According to the Bureau of Labor Statistics consumer price index, the dollar has experienced an average inflation rate of 2.19% per year in the last 20 years. This means that $20,000 in 1998 is equivalent in purchasing power to $30,869.94 in 2018, a difference of $10,869.94 over 20 years.
This means that if you don’t do anything with your money besides holding it in cash, you’re not only missing out on the opportunity to make monetary gains from your money, but it will also lose value over time due to inflation.
But since inflation happens whether you invest your money or keep it in cash, we can omit it from the opportunity cost formula.
In the above-mentioned formula, the rate of the chosen option is just the value of the money you’re holding.
Now that we know what the return of the chosen option is, let’s figure out what the return of the most lucrative option not chosen can be.
Since the most “lucrative” option isn’t easily definable, we’ll go over two very basic forms of investment:
- Investing in index funds
- Putting the money in a savings account
For these examples, we’ll assume you have $20,000 and hold it in your investment vehicle for 20 years (from 1998 to 2018).
The opportunity cost of NOT investing in an index fund

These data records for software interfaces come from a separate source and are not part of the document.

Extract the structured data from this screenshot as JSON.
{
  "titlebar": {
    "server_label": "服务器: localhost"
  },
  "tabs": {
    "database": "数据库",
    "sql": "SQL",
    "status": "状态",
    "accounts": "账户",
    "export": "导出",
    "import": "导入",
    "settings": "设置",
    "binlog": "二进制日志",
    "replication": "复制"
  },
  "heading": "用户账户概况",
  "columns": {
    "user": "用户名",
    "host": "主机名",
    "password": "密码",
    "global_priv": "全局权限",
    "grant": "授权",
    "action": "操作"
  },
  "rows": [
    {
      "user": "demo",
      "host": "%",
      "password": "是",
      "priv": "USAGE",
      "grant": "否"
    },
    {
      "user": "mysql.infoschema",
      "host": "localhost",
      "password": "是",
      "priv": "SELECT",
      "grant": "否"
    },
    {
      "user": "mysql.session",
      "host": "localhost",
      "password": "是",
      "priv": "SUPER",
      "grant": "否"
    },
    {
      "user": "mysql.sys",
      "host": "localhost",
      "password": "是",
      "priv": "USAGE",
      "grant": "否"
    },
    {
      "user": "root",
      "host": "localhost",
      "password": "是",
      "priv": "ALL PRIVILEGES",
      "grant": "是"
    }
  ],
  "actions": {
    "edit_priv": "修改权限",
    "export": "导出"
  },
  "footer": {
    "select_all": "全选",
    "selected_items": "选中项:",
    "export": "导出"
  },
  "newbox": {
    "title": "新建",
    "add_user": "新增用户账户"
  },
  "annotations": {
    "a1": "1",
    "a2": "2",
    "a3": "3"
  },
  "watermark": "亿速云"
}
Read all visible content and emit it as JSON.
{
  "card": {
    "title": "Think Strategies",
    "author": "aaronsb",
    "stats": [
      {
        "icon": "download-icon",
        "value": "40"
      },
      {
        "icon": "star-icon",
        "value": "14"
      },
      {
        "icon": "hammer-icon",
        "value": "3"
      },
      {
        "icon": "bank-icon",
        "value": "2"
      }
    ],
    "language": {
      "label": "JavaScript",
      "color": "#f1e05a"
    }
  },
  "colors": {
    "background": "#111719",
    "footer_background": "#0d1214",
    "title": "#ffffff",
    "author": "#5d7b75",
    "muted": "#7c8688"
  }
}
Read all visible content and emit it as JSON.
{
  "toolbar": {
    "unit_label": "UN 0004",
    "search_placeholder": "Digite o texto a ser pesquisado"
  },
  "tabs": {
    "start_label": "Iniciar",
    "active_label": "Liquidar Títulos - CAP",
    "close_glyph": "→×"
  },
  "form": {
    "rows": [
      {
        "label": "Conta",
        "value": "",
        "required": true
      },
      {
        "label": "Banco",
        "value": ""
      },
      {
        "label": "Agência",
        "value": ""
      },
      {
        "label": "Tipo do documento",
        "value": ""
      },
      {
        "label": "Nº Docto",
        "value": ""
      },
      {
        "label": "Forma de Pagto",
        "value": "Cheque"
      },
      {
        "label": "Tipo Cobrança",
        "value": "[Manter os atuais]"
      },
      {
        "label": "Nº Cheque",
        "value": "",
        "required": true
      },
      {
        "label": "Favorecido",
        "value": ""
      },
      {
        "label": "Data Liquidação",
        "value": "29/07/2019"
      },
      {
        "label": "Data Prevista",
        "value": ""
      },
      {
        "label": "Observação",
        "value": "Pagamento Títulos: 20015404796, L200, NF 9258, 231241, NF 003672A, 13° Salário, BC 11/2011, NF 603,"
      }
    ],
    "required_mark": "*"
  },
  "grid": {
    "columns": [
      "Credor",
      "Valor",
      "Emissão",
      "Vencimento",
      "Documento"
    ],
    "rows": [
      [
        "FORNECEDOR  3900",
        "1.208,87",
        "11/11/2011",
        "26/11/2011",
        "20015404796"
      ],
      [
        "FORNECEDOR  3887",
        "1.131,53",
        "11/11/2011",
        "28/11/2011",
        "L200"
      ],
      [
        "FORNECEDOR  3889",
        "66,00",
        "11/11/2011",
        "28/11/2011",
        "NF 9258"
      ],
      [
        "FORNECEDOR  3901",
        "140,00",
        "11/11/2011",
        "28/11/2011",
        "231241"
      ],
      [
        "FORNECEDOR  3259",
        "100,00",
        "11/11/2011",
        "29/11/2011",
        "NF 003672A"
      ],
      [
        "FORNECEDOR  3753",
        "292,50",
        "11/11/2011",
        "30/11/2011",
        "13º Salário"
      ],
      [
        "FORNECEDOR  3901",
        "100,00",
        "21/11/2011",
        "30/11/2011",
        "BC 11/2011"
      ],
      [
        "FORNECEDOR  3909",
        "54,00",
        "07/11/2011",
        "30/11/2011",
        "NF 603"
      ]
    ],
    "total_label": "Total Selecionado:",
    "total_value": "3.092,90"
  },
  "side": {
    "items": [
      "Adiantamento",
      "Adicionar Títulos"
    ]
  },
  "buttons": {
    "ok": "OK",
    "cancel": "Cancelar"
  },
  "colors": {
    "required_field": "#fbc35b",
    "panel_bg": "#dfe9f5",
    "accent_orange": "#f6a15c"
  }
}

If you had invested all $20,000 in an S&P 500 index fund in 1998, the value of your money over the 20 year time period would look like this:
Over that time period, you’re average annualized return would have been 6.041%.
This means the final value of your investment account in 2018 would be $64,691.07. That’s $44,000 over your initial investment!
Let’s plug that into our opportunity cost formula:
$62,691.07 – $20,000 = $42,691.07
The opportunity cost of holding your money in cash instead of investing it in an S&P 500 index fund is $42,691.
The opportunity cost of NOT putting your money into a savings account
Unlike 20 or 30 years ago, the interest rates on savings accounts are pretty insignificant.
The average interest rate on a savings account in 2018 is a meager 0.06%. That’s less than inflation!
So if you do want to put your cash into a savings account, it’s really important to shop around for the best interest rate.
From my personal experience, I’ve found that CITBank offers one of the best interest rates on their savings accounts along with other benefits (no maintenance fees, 24/7 online bank, etc) that make it the clear choice.
Right now CITBank offers a 1.65% annual interest rate on their savings account (more than double the average!). So we’re going to use that interest rate for the opportunity cost calculation.
If you put your $20,000 into CITBank’s saving account for 20 years you’ll end up with $27,204.
Opportunity cost calculation: $27,204 – $20,000 = $7,204
So, when you opt to hold your money in cash rather than putting it into a savings account (which is much safer by the way) you’re losing out on $7,204 (the opportunity cost).
What to take away from this article
You’re probably asking yourself:
Should you never hold your money in cash then?
Unless you’re somehow unable to put your cash into a bank…(I can only think of illegal reasons), it’s always better to at least put your money into a savings account.
A savings account is just as liquid as having cash on hand. For example, you can transfer your money from a savings account into a checking account instantly. From there you can write a check, use your debit card, take money out from an ATM.
Putting your money into a savings account is safer than holding it in cash. What if your house gets broken into? Unless you have a well-hidden secret compartment somewhere.
But in that case, what happens if your house catches fire? Bye, bye cash.
Or a tornado, or hurricane, or alien invasion – I can think of many many scenarios.
If you go with a bank like CITBank for your savings account needs, you’ll even make a little bit of interest back!